Troops convicted over Bloody Sunday ‘would qualify for early release scheme’
Security forces veterans convicted of Troubles-related crimes in Northern Ireland are eligible to apply for early release, the Northern Ireland Secretary has indicated.
Karen Bradley said “anyone” convicted of such an offence and serving their sentence in Northern Ireland would be covered by the terms of the controversial element of the 1998 Good Friday (Belfast) Agreement, which enabled hundreds of convicted terrorists to walk free on licence after serving just two years behind bars.
Her answer to a parliamentary question comes days ahead of an announcement by prosecutors on whether the soldiers involved in the Bloody Sunday killings in Londonderry will face court action.
The scheme, which saw around 500 loyalist and republican paramilitaries walk free from prison, currently would not include Bloody Sunday, as it only covers offences committed between 1973 and 1998.
However, legislation proposed by the Government to give effect to a range of new legacy mechanisms – set out in the 2014 Stormont House Agreement – includes a provision to extend the early release scheme to cover offences committed before 1973, changing the start date to January 1968.
So, if that becomes law, anyone convicted of an offence related to Bloody Sunday (January 1972) would be covered by the early release scheme.
Those proposals, which have been subject to a recent public consultation, would also extend the provision to those serving sentences in Great Britain.
In the past there has been debate on whether the early release scheme was meant to include convicted security force members.
On Thursday, prosecutors are to announce whether 17 ex-soldiers and two former members of the Official IRA will face charges for their involvement in Bloody Sunday – a day that saw 13 civil rights protesters shot dead on the streets of Derry.
Conservative MP Julian Lewis asked for clarification of the terms of the Northern Ireland (Sentences) Act 1998 in a written question to Mrs Bradley earlier this month, specifically asking whether the two-year cap applied to members of the armed forces, police and security services.
Mrs Bradley replied on Monday.
“Under the early release scheme that formed part of the 1998 Belfast Agreement and was given legislative effect by the Northern Ireland (Sentences) Act 1998, qualifying prisoners may apply for early release (subject to certain conditions) after they have served two years in prison,” she wrote.
“Currently anyone convicted of Troubles-related scheduled offences and serving their sentence in Northern Ireland would be eligible to apply to the scheme.
“Release is on licence, such licence being subject to revocation for non-compliance with certain conditions – as has happened in a number of cases. When a licence is revoked an individual is liable to be returned to prison to serve out their original sentence.

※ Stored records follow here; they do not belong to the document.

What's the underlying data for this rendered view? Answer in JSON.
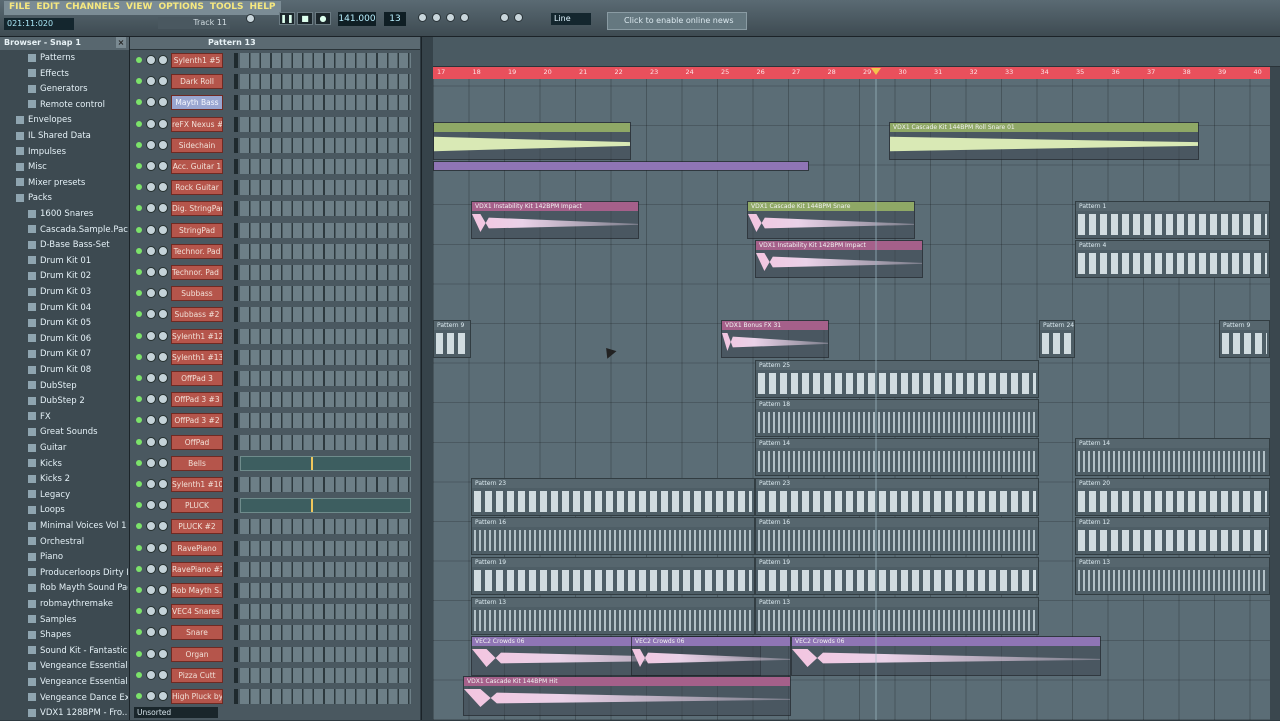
{
  "menu": [
    "FILE",
    "EDIT",
    "CHANNELS",
    "VIEW",
    "OPTIONS",
    "TOOLS",
    "HELP"
  ],
  "time": "021:11:020",
  "hint": "Track 11",
  "lcd": "141.000",
  "lcd2": "13",
  "snap": "Line",
  "news": "Click to enable online news",
  "browser_title": "Browser - Snap 1",
  "browser": [
    "Patterns",
    "Effects",
    "Generators",
    "Remote control",
    "Envelopes",
    "IL Shared Data",
    "Impulses",
    "Misc",
    "Mixer presets",
    "Packs",
    "1600 Snares",
    "Cascada.Sample.Pac...",
    "D-Base Bass-Set",
    "Drum Kit 01",
    "Drum Kit 02",
    "Drum Kit 03",
    "Drum Kit 04",
    "Drum Kit 05",
    "Drum Kit 06",
    "Drum Kit 07",
    "Drum Kit 08",
    "DubStep",
    "DubStep 2",
    "FX",
    "Great Sounds",
    "Guitar",
    "Kicks",
    "Kicks 2",
    "Legacy",
    "Loops",
    "Minimal Voices Vol 1",
    "Orchestral",
    "Piano",
    "Producerloops Dirty K...",
    "Rob Mayth Sound Pack",
    "robmaythremake",
    "Samples",
    "Shapes",
    "Sound Kit - Fantastic F...",
    "Vengeance Essential ...",
    "Vengeance Essential ...",
    "Vengeance Dance Ex...",
    "VDX1 128BPM - Fro..."
  ],
  "rack_title": "Pattern 13",
  "channels": [
    "Sylenth1 #5",
    "Dark Roll",
    "Mayth Bass",
    "reFX Nexus #3",
    "Sidechain",
    "Acc. Guitar 1",
    "Rock Guitar",
    "Dig. StringPad",
    "StringPad",
    "Technor. Pad",
    "Technor. Pad ...",
    "Subbass",
    "Subbass #2",
    "Sylenth1 #12",
    "Sylenth1 #13",
    "OffPad 3",
    "OffPad 3 #3",
    "OffPad 3 #2",
    "OffPad",
    "Bells",
    "Sylenth1 #10",
    "PLUCK",
    "PLUCK #2",
    "RavePiano",
    "RavePiano #2",
    "Rob Mayth S...",
    "VEC4 Snares ...",
    "Snare",
    "Organ",
    "Pizza Cutt",
    "High Pluck by..."
  ],
  "unsorted": "Unsorted",
  "ruler": [
    "17",
    "18",
    "19",
    "20",
    "21",
    "22",
    "23",
    "24",
    "25",
    "26",
    "27",
    "28",
    "29",
    "30",
    "31",
    "32",
    "33",
    "34",
    "35",
    "36",
    "37",
    "38",
    "39",
    "40"
  ],
  "clips": {
    "c1": "VDX1 Cascade Kit 144BPM Roll Snare 01",
    "c2": "VDX1 Instability Kit 142BPM Impact",
    "c3": "VDX1 Cascade Kit 144BPM Snare",
    "c4": "VDX1 Instability Kit 142BPM Impact",
    "c5": "VDX1 Bonus FX 31",
    "c6": "VEC2 Crowds 06",
    "c7": "VEC2 Crowds 06",
    "c8": "VEC2 Crowds 06",
    "c9": "VDX1 Cascade Kit 144BPM Hit",
    "p1": "Pattern 1",
    "p4": "Pattern 4",
    "p9": "Pattern 9",
    "p24": "Pattern 24",
    "p25": "Pattern 25",
    "p18": "Pattern 18",
    "p14": "Pattern 14",
    "p23": "Pattern 23",
    "p20": "Pattern 20",
    "p16": "Pattern 16",
    "p12": "Pattern 12",
    "p19": "Pattern 19",
    "p13": "Pattern 13"
  }
}
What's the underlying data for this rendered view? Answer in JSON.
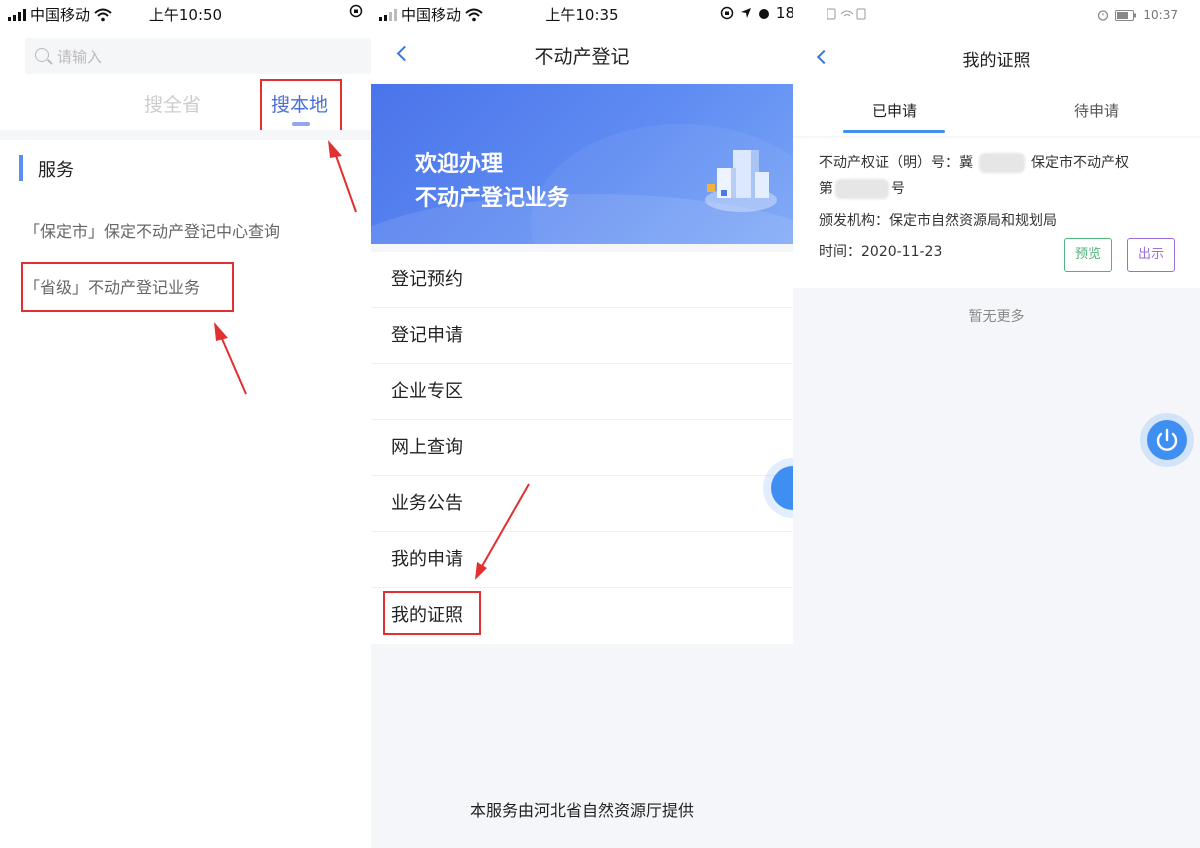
{
  "panel1": {
    "status": {
      "carrier": "中国移动",
      "time": "上午10:50"
    },
    "search": {
      "placeholder": "请输入"
    },
    "tabs": {
      "all": "搜全省",
      "local": "搜本地"
    },
    "section_title": "服务",
    "services": [
      "「保定市」保定不动产登记中心查询",
      "「省级」不动产登记业务"
    ]
  },
  "panel2": {
    "status": {
      "carrier": "中国移动",
      "time": "上午10:35",
      "battery": "18"
    },
    "title": "不动产登记",
    "banner": {
      "line1": "欢迎办理",
      "line2": "不动产登记业务"
    },
    "menu": [
      "登记预约",
      "登记申请",
      "企业专区",
      "网上查询",
      "业务公告",
      "我的申请",
      "我的证照"
    ],
    "footer": "本服务由河北省自然资源厅提供"
  },
  "panel3": {
    "status": {
      "time": "10:37"
    },
    "title": "我的证照",
    "tabs": {
      "applied": "已申请",
      "pending": "待申请"
    },
    "card": {
      "cert_prefix": "不动产权证（明）号：冀",
      "cert_suffix": "保定市不动产权",
      "cert_line2_prefix": "第",
      "cert_line2_suffix": "号",
      "issuer": "颁发机构：保定市自然资源局和规划局",
      "time": "时间：2020-11-23",
      "preview": "预览",
      "show": "出示"
    },
    "no_more": "暂无更多"
  },
  "colors": {
    "accent": "#3f8ef2",
    "highlight": "#e03030"
  }
}
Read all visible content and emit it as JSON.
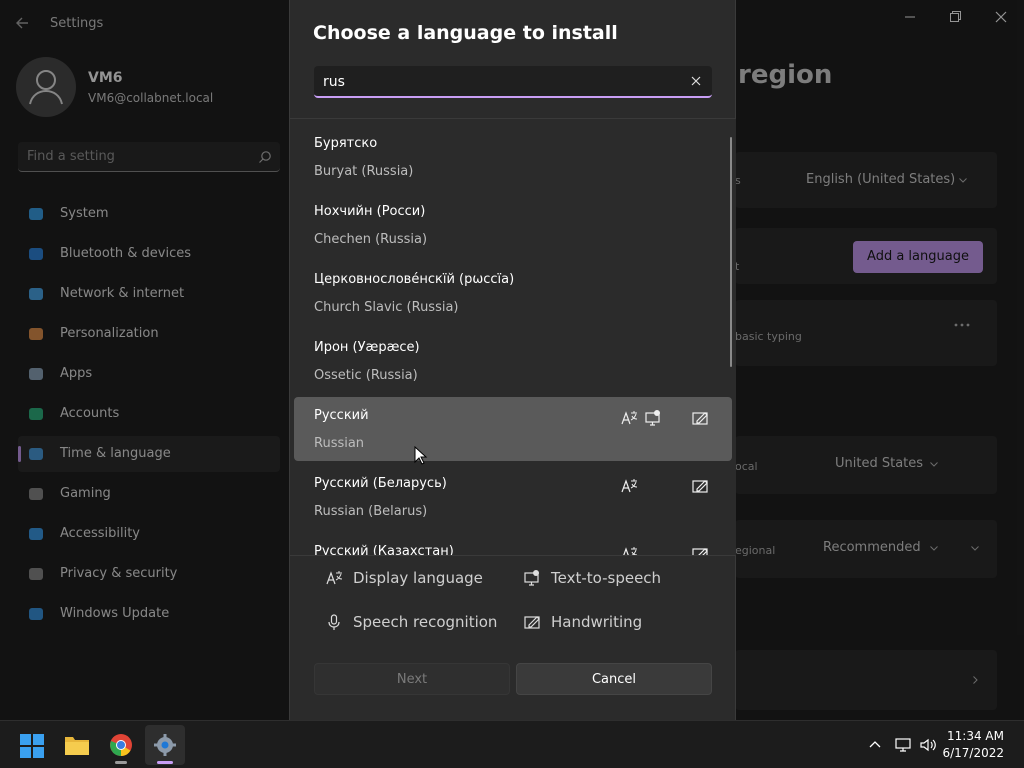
{
  "settings": {
    "window_title": "Settings",
    "profile": {
      "name": "VM6",
      "email": "VM6@collabnet.local"
    },
    "search_placeholder": "Find a setting",
    "nav": [
      {
        "label": "System",
        "icon": "monitor-icon",
        "color": "#3aa0e8"
      },
      {
        "label": "Bluetooth & devices",
        "icon": "bluetooth-icon",
        "color": "#2f86dd"
      },
      {
        "label": "Network & internet",
        "icon": "wifi-icon",
        "color": "#4aa8ea"
      },
      {
        "label": "Personalization",
        "icon": "brush-icon",
        "color": "#e2924d"
      },
      {
        "label": "Apps",
        "icon": "apps-icon",
        "color": "#8fa7bd"
      },
      {
        "label": "Accounts",
        "icon": "person-icon",
        "color": "#2fb380"
      },
      {
        "label": "Time & language",
        "icon": "globe-clock-icon",
        "color": "#4b9ede"
      },
      {
        "label": "Gaming",
        "icon": "gamepad-icon",
        "color": "#8a8a8a"
      },
      {
        "label": "Accessibility",
        "icon": "accessibility-icon",
        "color": "#3c9ce8"
      },
      {
        "label": "Privacy & security",
        "icon": "shield-icon",
        "color": "#8a8a8a"
      },
      {
        "label": "Windows Update",
        "icon": "update-icon",
        "color": "#3a95e0"
      }
    ],
    "active_nav_index": 6,
    "page_title_fragment": "region",
    "windows_display_language_value": "English (United States)",
    "add_language_label": "Add a language",
    "card_fragments": {
      "row1": "s",
      "row2": "t",
      "row3": "basic typing",
      "region_label": "ocal",
      "region_value": "United States",
      "format_label": "egional",
      "format_value": "Recommended"
    },
    "accent": "#c89ef5"
  },
  "dialog": {
    "title": "Choose a language to install",
    "search_value": "rus",
    "languages": [
      {
        "native": "Бурятско",
        "english": "Buryat (Russia)",
        "features": []
      },
      {
        "native": "Нохчийн (Росси)",
        "english": "Chechen (Russia)",
        "features": []
      },
      {
        "native": "Церковнослове́нскїй (рѡссїа)",
        "english": "Church Slavic (Russia)",
        "features": []
      },
      {
        "native": "Ирон (Уæрæсе)",
        "english": "Ossetic (Russia)",
        "features": []
      },
      {
        "native": "Русский",
        "english": "Russian",
        "features": [
          "display-language",
          "text-to-speech",
          "handwriting"
        ],
        "hover": true
      },
      {
        "native": "Русский (Беларусь)",
        "english": "Russian (Belarus)",
        "features": [
          "display-language",
          "handwriting"
        ]
      },
      {
        "native": "Русский (Казахстан)",
        "english": "",
        "features": [
          "display-language",
          "handwriting"
        ]
      }
    ],
    "legend": {
      "display_language": "Display language",
      "text_to_speech": "Text-to-speech",
      "speech_recognition": "Speech recognition",
      "handwriting": "Handwriting"
    },
    "next_label": "Next",
    "cancel_label": "Cancel"
  },
  "taskbar": {
    "apps": [
      {
        "name": "start",
        "icon": "windows-logo-icon"
      },
      {
        "name": "file-explorer",
        "icon": "folder-icon"
      },
      {
        "name": "chrome",
        "icon": "chrome-icon"
      },
      {
        "name": "settings",
        "icon": "gear-icon",
        "active": true
      }
    ],
    "time": "11:34 AM",
    "date": "6/17/2022"
  }
}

“The provisions set out in the draft Northern Ireland (Stormont House Agreement) Bill, on which we recently consulted, would amend the Northern Ireland (Sentences) Act 1998 to extend this two-year accelerated release scheme for Troubles-related offences to those serving sentences in Great Britain.
“The Sentences Act does not cover offences committed before August 1973, so the draft Bill proposes to extend the early release scheme to cover the start of the Troubles (January 1968-August 1973).
“The Government has no intention to extend early release to offences committed after the date of the Belfast Agreement in April 1998. There is no proposal in the consultation to do this and the Government is not contemplating it.
“The legacy consultation concluded in October and we expect to finish our analysis of the 17,000 plus responses shortly. It is right we take the time to consider each response fully and I will set out the next steps in this process as soon as I can.”